Excerpts from an interface dataset:
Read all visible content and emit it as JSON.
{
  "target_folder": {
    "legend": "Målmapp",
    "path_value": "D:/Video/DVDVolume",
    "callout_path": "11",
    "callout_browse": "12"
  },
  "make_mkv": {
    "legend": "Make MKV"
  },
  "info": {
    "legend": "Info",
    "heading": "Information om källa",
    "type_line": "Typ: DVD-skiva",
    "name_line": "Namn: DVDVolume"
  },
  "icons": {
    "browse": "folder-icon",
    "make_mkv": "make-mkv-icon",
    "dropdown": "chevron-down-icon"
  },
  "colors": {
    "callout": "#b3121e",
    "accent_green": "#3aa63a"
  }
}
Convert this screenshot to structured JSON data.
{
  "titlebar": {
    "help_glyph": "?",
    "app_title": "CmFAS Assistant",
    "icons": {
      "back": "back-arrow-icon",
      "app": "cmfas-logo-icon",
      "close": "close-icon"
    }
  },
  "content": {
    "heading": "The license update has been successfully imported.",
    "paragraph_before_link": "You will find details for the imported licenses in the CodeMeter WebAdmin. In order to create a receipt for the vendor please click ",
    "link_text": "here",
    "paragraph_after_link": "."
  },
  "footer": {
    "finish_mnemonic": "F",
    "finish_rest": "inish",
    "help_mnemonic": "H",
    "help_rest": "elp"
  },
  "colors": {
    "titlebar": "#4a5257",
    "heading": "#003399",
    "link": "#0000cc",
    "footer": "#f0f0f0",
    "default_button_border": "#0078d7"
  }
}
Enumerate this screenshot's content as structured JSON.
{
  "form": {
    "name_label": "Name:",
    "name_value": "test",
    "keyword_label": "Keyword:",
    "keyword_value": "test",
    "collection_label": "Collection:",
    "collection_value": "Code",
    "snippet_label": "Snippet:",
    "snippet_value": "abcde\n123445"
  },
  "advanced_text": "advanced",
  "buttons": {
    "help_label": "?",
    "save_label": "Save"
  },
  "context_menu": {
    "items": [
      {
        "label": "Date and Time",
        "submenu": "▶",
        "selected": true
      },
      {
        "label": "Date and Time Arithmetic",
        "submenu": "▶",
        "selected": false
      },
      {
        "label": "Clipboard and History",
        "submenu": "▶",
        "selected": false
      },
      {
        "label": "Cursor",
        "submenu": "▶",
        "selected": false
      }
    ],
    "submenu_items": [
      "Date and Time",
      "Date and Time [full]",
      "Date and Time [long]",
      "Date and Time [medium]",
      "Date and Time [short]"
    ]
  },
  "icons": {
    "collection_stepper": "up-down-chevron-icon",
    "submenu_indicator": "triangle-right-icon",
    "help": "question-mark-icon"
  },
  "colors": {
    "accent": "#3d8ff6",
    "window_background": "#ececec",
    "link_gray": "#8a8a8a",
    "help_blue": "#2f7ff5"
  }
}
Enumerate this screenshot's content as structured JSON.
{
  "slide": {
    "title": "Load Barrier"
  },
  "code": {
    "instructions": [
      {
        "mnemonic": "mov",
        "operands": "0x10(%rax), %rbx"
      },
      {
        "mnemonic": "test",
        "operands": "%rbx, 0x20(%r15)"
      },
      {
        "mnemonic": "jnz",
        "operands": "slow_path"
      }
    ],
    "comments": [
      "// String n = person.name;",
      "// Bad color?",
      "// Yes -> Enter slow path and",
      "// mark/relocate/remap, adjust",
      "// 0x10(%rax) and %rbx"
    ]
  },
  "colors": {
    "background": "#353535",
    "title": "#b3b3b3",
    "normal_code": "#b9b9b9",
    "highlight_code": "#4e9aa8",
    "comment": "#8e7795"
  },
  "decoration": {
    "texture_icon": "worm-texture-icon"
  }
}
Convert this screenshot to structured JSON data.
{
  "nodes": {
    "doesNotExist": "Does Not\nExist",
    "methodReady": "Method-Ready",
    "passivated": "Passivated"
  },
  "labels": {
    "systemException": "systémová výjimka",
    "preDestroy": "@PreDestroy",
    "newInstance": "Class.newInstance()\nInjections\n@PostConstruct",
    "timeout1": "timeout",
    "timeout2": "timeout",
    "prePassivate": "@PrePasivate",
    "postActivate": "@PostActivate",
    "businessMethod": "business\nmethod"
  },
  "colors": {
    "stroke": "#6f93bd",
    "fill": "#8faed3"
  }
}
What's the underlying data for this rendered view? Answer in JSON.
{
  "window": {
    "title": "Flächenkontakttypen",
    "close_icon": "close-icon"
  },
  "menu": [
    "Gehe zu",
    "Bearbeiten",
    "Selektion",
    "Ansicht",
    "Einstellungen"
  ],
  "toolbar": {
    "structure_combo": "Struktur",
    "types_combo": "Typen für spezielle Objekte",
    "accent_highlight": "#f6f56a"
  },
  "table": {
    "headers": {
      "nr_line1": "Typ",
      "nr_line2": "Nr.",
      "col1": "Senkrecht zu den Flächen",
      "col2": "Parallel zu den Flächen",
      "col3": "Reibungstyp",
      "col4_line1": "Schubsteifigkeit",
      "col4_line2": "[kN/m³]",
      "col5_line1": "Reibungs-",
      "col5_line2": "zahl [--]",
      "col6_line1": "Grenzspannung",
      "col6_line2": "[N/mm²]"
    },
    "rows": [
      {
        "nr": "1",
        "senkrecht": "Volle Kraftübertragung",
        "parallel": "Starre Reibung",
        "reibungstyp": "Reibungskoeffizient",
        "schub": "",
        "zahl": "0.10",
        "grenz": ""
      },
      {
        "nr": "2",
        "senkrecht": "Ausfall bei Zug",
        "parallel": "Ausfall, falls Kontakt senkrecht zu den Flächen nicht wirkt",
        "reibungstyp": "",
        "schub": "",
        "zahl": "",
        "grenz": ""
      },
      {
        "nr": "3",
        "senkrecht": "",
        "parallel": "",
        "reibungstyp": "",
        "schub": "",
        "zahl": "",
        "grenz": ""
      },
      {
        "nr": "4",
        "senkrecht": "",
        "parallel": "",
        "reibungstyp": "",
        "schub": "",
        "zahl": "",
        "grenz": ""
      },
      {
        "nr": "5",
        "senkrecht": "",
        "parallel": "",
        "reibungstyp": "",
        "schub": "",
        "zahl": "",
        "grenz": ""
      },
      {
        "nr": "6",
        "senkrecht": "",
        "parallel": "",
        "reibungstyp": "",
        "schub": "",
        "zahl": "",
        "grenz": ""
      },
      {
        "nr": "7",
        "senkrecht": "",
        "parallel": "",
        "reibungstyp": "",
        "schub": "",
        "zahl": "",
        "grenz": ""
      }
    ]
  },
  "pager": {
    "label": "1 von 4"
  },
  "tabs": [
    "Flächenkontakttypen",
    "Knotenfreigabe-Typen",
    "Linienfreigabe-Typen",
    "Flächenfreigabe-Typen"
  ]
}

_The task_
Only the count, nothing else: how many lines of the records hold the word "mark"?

_Written solution_
2